It seems to be the be-all and end-all of the engine and modifying it can, we are told, yield huge gains. 8v are supposed to get better gains but is it worth the apparently vast cost of doing a 16v head?
Depends really. If you want a project then you can make gains by tidying up the head. Like matching the head to the manifold, smoothing off any casting clag, radiusing the join between castings and machined faces. Then there's triple angle or radius valve seats.
You'll no doubt make it run sweeter and add a few percent.
For more then you'd need years of flowbench and dyno testing ro really make it.
But 16v heads are expensive compared with 8v ones, so in the grand scheme it's touchy as to whether it's worth it.
I can only speak for modifying the head when running tb's - definitely made a big difference to airflow above 4-5k rpm.
as a DIY job it's excellent value for money - but I don't know whether spending 400 quid+ and keeping the standard induction gives you good bhp per pound - it'll get you extra power for sure - but it's one of those things that on it's own won't make a tremendous difference imho - once you start adding things though it may pay off - the whole being greater than the sums of the parts an all that...
do you use a flow bench when modding? If not how do you get all the ports matched?
I've been considering making a very basic flow bench, the idea not being to determine absolute flows, but just getting the flows all the same.
I dunno, some double sided sticky tape, blue tack and an old vacume cleaner.
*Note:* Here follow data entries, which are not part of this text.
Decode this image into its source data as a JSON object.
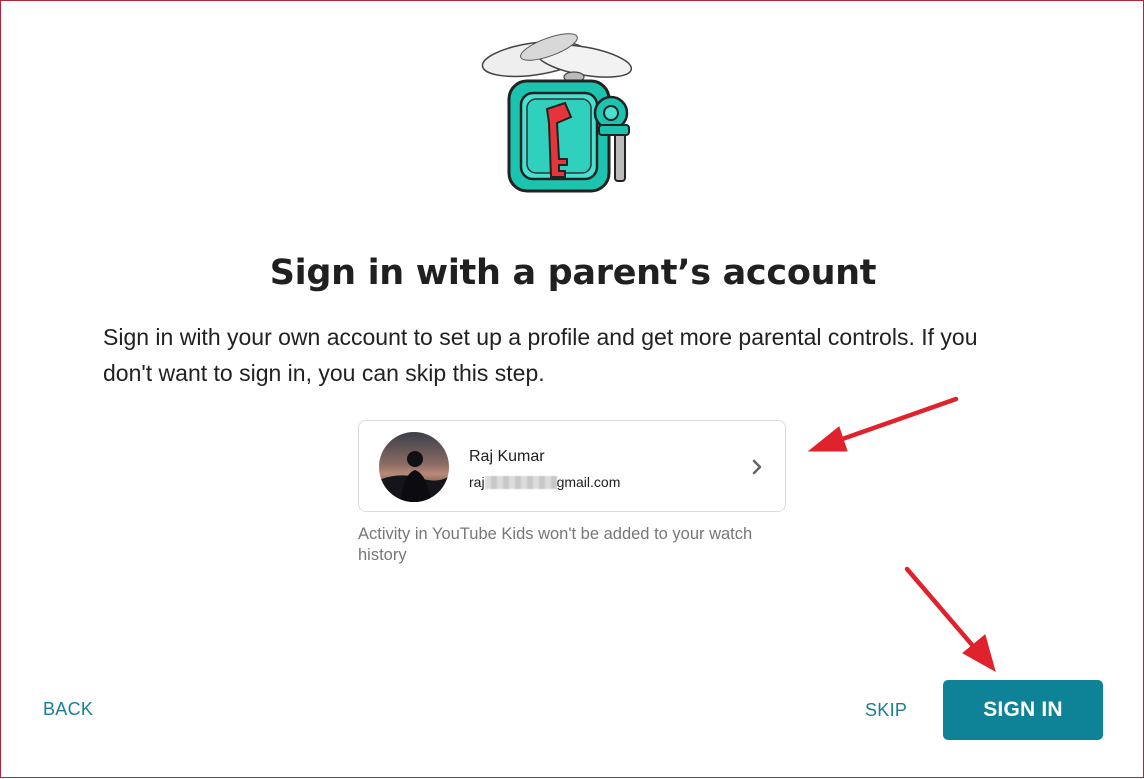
{
  "dialog": {
    "title": "Sign in with a parent’s account",
    "description": "Sign in with your own account to set up a profile and get more parental controls. If you don't want to sign in, you can skip this step.",
    "illustration_icon": "key-robot-illustration"
  },
  "account": {
    "name": "Raj Kumar",
    "email_prefix": "raj",
    "email_suffix": "gmail.com",
    "avatar_icon": "avatar-silhouette",
    "chevron_icon": "chevron-right-icon"
  },
  "note": "Activity in YouTube Kids won't be added to your watch history",
  "actions": {
    "back_label": "BACK",
    "skip_label": "SKIP",
    "signin_label": "SIGN IN"
  },
  "colors": {
    "accent": "#0e8296",
    "link": "#1a7e95",
    "annotation_arrow": "#e0222c",
    "frame_border": "#b4243a"
  }
}
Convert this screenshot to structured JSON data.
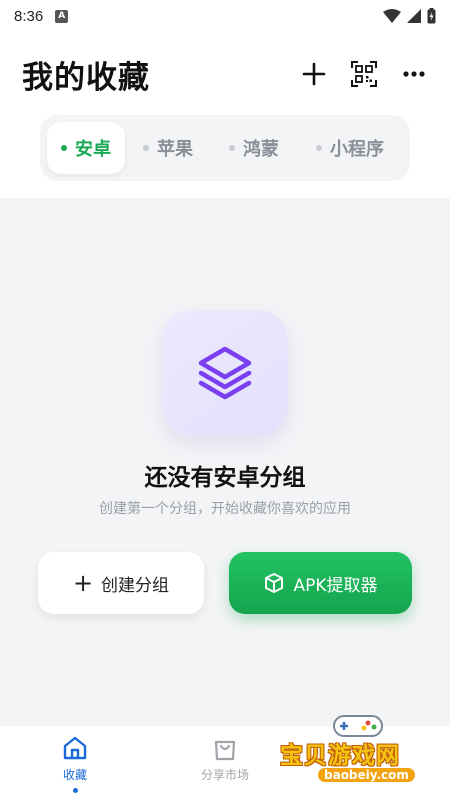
{
  "status_bar": {
    "time": "8:36",
    "app_badge": "A"
  },
  "header": {
    "title": "我的收藏"
  },
  "tabs": [
    {
      "label": "安卓",
      "active": true
    },
    {
      "label": "苹果",
      "active": false
    },
    {
      "label": "鸿蒙",
      "active": false
    },
    {
      "label": "小程序",
      "active": false
    }
  ],
  "empty_state": {
    "title": "还没有安卓分组",
    "subtitle": "创建第一个分组，开始收藏你喜欢的应用"
  },
  "actions": {
    "create_label": "创建分组",
    "apk_label": "APK提取器"
  },
  "bottom_nav": [
    {
      "label": "收藏",
      "active": true
    },
    {
      "label": "分享市场",
      "active": false
    }
  ],
  "watermark": {
    "text": "宝贝游戏网",
    "url": "baobeiy.com"
  },
  "colors": {
    "accent_green": "#1aa954",
    "nav_active": "#1a6ad9",
    "icon_purple": "#7a3ff0"
  }
}
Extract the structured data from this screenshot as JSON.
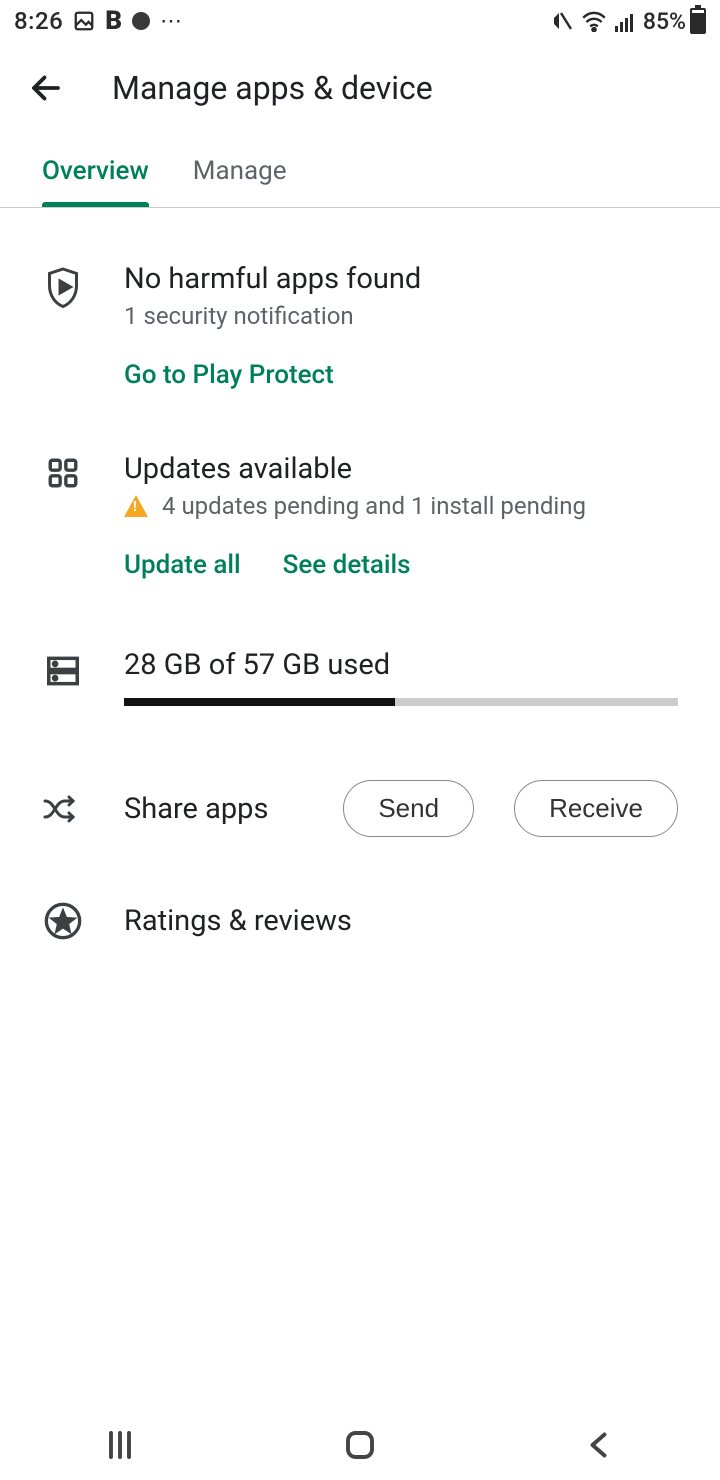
{
  "status": {
    "time": "8:26",
    "battery_pct": "85%"
  },
  "header": {
    "title": "Manage apps & device"
  },
  "tabs": {
    "overview": "Overview",
    "manage": "Manage"
  },
  "protect": {
    "title": "No harmful apps found",
    "subtitle": "1 security notification",
    "link": "Go to Play Protect"
  },
  "updates": {
    "title": "Updates available",
    "subtitle": "4 updates pending and 1 install pending",
    "update_all": "Update all",
    "see_details": "See details"
  },
  "storage": {
    "label": "28 GB of 57 GB used",
    "percent": 49
  },
  "share": {
    "label": "Share apps",
    "send": "Send",
    "receive": "Receive"
  },
  "ratings": {
    "label": "Ratings & reviews"
  }
}
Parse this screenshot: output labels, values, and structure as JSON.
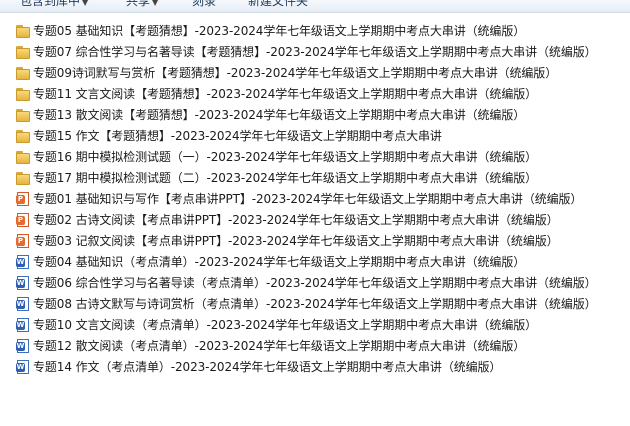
{
  "toolbar": {
    "items": [
      {
        "label": "包含到库中",
        "arrow": "▼"
      },
      {
        "label": "共享",
        "arrow": "▼"
      },
      {
        "label": "刻录",
        "arrow": ""
      },
      {
        "label": "新建文件夹",
        "arrow": ""
      }
    ]
  },
  "files": [
    {
      "type": "folder",
      "name": "专题05 基础知识【考题猜想】-2023-2024学年七年级语文上学期期中考点大串讲（统编版）"
    },
    {
      "type": "folder",
      "name": "专题07 综合性学习与名著导读【考题猜想】-2023-2024学年七年级语文上学期期中考点大串讲（统编版）"
    },
    {
      "type": "folder",
      "name": "专题09诗词默写与赏析【考题猜想】-2023-2024学年七年级语文上学期期中考点大串讲（统编版）"
    },
    {
      "type": "folder",
      "name": "专题11 文言文阅读【考题猜想】-2023-2024学年七年级语文上学期期中考点大串讲（统编版）"
    },
    {
      "type": "folder",
      "name": "专题13 散文阅读【考题猜想】-2023-2024学年七年级语文上学期期中考点大串讲（统编版）"
    },
    {
      "type": "folder",
      "name": "专题15 作文【考题猜想】-2023-2024学年七年级语文上学期期中考点大串讲"
    },
    {
      "type": "folder",
      "name": "专题16 期中模拟检测试题（一）-2023-2024学年七年级语文上学期期中考点大串讲（统编版）"
    },
    {
      "type": "folder",
      "name": "专题17 期中模拟检测试题（二）-2023-2024学年七年级语文上学期期中考点大串讲（统编版）"
    },
    {
      "type": "ppt",
      "name": "专题01 基础知识与写作【考点串讲PPT】-2023-2024学年七年级语文上学期期中考点大串讲（统编版）"
    },
    {
      "type": "ppt",
      "name": "专题02 古诗文阅读【考点串讲PPT】-2023-2024学年七年级语文上学期期中考点大串讲（统编版）"
    },
    {
      "type": "ppt",
      "name": "专题03 记叙文阅读【考点串讲PPT】-2023-2024学年七年级语文上学期期中考点大串讲（统编版）"
    },
    {
      "type": "word",
      "name": "专题04 基础知识（考点清单）-2023-2024学年七年级语文上学期期中考点大串讲（统编版）"
    },
    {
      "type": "word",
      "name": "专题06 综合性学习与名著导读（考点清单）-2023-2024学年七年级语文上学期期中考点大串讲（统编版）"
    },
    {
      "type": "word",
      "name": "专题08 古诗文默写与诗词赏析（考点清单）-2023-2024学年七年级语文上学期期中考点大串讲（统编版）"
    },
    {
      "type": "word",
      "name": "专题10 文言文阅读（考点清单）-2023-2024学年七年级语文上学期期中考点大串讲（统编版）"
    },
    {
      "type": "word",
      "name": "专题12 散文阅读（考点清单）-2023-2024学年七年级语文上学期期中考点大串讲（统编版）"
    },
    {
      "type": "word",
      "name": "专题14 作文（考点清单）-2023-2024学年七年级语文上学期期中考点大串讲（统编版）"
    }
  ]
}
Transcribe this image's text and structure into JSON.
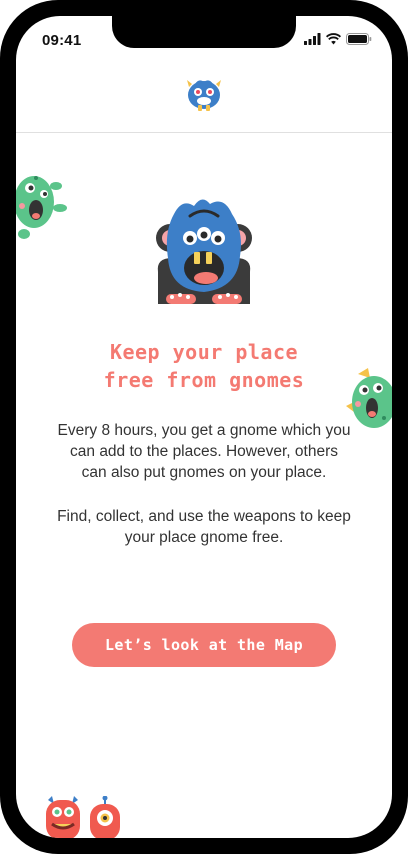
{
  "status_bar": {
    "time": "09:41"
  },
  "onboarding": {
    "headline_line1": "Keep your place",
    "headline_line2": "free from gnomes",
    "paragraph1": "Every 8 hours, you get a gnome which you can add to the places. However, others can also put gnomes on your place.",
    "paragraph2": "Find, collect, and use the weapons to keep your place gnome free.",
    "cta_label": "Let’s look at the Map"
  },
  "icons": {
    "header": "blue-monster-logo-icon",
    "hero": "blue-monster-icon",
    "left_peek": "green-monster-icon",
    "right_peek": "green-monster-icon",
    "bottom_left": "red-monster-icon",
    "bottom_left_2": "red-cyclops-monster-icon"
  },
  "colors": {
    "accent": "#f37a73",
    "monster_blue": "#3d7fc8",
    "monster_green": "#5bc48a",
    "monster_red": "#f05a4f"
  }
}
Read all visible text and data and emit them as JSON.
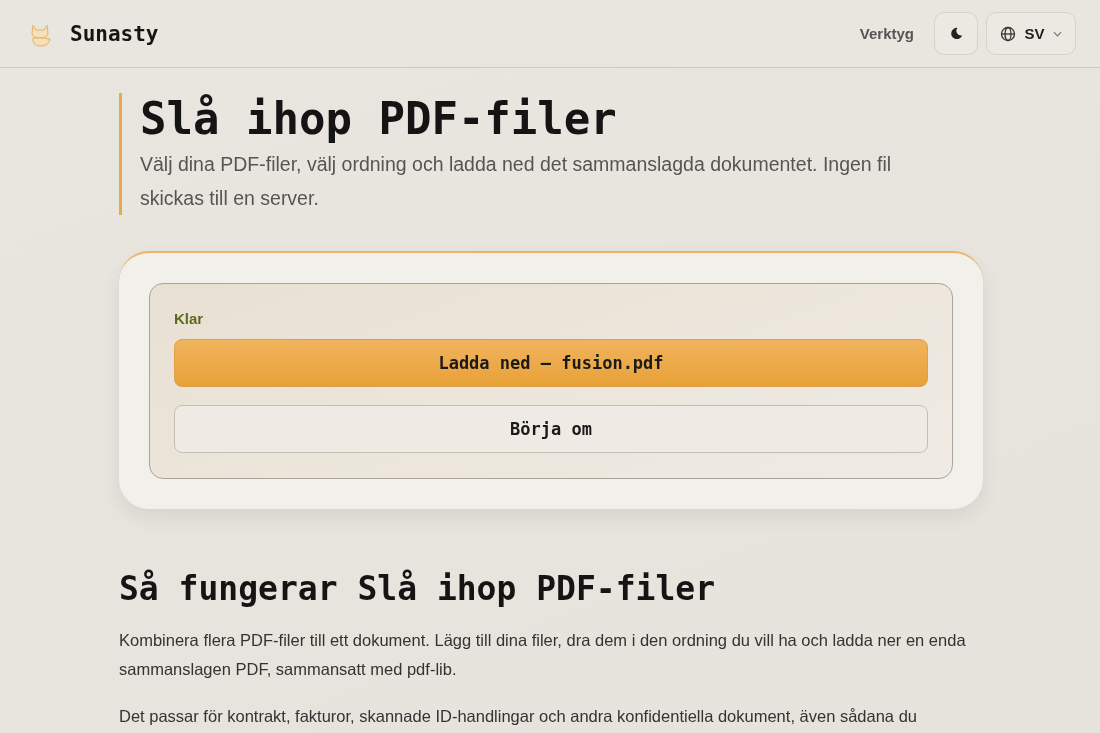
{
  "header": {
    "brand": "Sunasty",
    "nav": [
      {
        "label": "Verktyg"
      }
    ],
    "language": "SV"
  },
  "hero": {
    "title": "Slå ihop PDF-filer",
    "subtitle": "Välj dina PDF-filer, välj ordning och ladda ned det sammanslagda dokumentet. Ingen fil skickas till en server."
  },
  "result": {
    "status": "Klar",
    "buttons": [
      {
        "label": "Ladda ned — fusion.pdf",
        "kind": "primary"
      },
      {
        "label": "Börja om",
        "kind": "secondary"
      }
    ]
  },
  "about": {
    "heading": "Så fungerar Slå ihop PDF-filer",
    "paragraphs": [
      "Kombinera flera PDF-filer till ett dokument. Lägg till dina filer, dra dem i den ordning du vill ha och ladda ner en enda sammanslagen PDF, sammansatt med pdf-lib.",
      "Det passar för kontrakt, fakturor, skannade ID-handlingar och andra konfidentiella dokument, även sådana du"
    ]
  }
}
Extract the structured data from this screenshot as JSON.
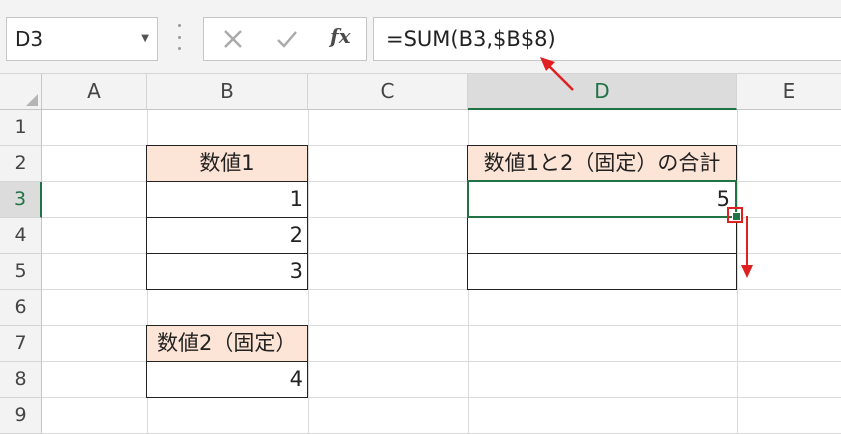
{
  "name_box": {
    "value": "D3"
  },
  "formula_bar": {
    "value": "=SUM(B3,$B$8)"
  },
  "icons": {
    "cancel": "close-icon",
    "enter": "check-icon",
    "function": "fx-icon",
    "fx_label": "fx"
  },
  "columns": [
    "A",
    "B",
    "C",
    "D",
    "E"
  ],
  "rows": [
    "1",
    "2",
    "3",
    "4",
    "5",
    "6",
    "7",
    "8",
    "9"
  ],
  "selected": {
    "column": "D",
    "row": "3"
  },
  "cells": {
    "b2": "数値1",
    "b3": "1",
    "b4": "2",
    "b5": "3",
    "b7": "数値2（固定）",
    "b8": "4",
    "d2": "数値1と2（固定）の合計",
    "d3": "5",
    "d4": "",
    "d5": ""
  },
  "colors": {
    "header_fill": "#fce4d6",
    "selection": "#217346",
    "annotation": "#e02020"
  }
}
Anyone got one they prepared earlier?
bascially a little device which you hold against the intakes, which reads off the airflow against a scale - done @ idle or low rpm, as well as balancing the throttles, it technically should compensate for small variations in intake effiency too - only thing is you can't do high rpm where weird intake effects take place, so won't be able to pick up things a flow bench could.
hell I'm so cool anyway that my headwork was perfectly matched on all four
you'd only have to dismantle it all if you attacked the head like a numpty with crowbar - I did a lot of head work and there was no imbalance @ idle (well at least the throttles all looked to be open the same amount after balancing )
Gary, damn youre good, fancy giving me a lobotomy with your Dremmel?
Yep, thats the problem with Syncomometers, you cant use them on high load, and really its at high airflows that any differences are going to show up. In the most basic form I can think of the equivalent is that drag is a square of speed; so if you double your speed you quadruple your drag. Hence if you're measuring a 0.5% error in cylider to cylinder variation on your syncro at no load conditions at normal operating (see: denting the floor with the pedal) the error is......errrrr....bigger.
**** I should stop going for those Friday Lunches, specially on Tuesday and Wednesday.
I could lobotomize with the dangerous tool of your choice.. nearly done it a few times to myself..
did you know #2719 :
the original lobotomization was actually a railway worker in the US a century ago - a charge went off and sent a rail spike through his head at an angle - he lived on for quite a few years (albeit with some personality changes). For years afterwards surgeons copied the wound on mental patients before they discovered the 'proper' way to do it - the guys skull (plus the actual spike which got him) is in a museum somewhere..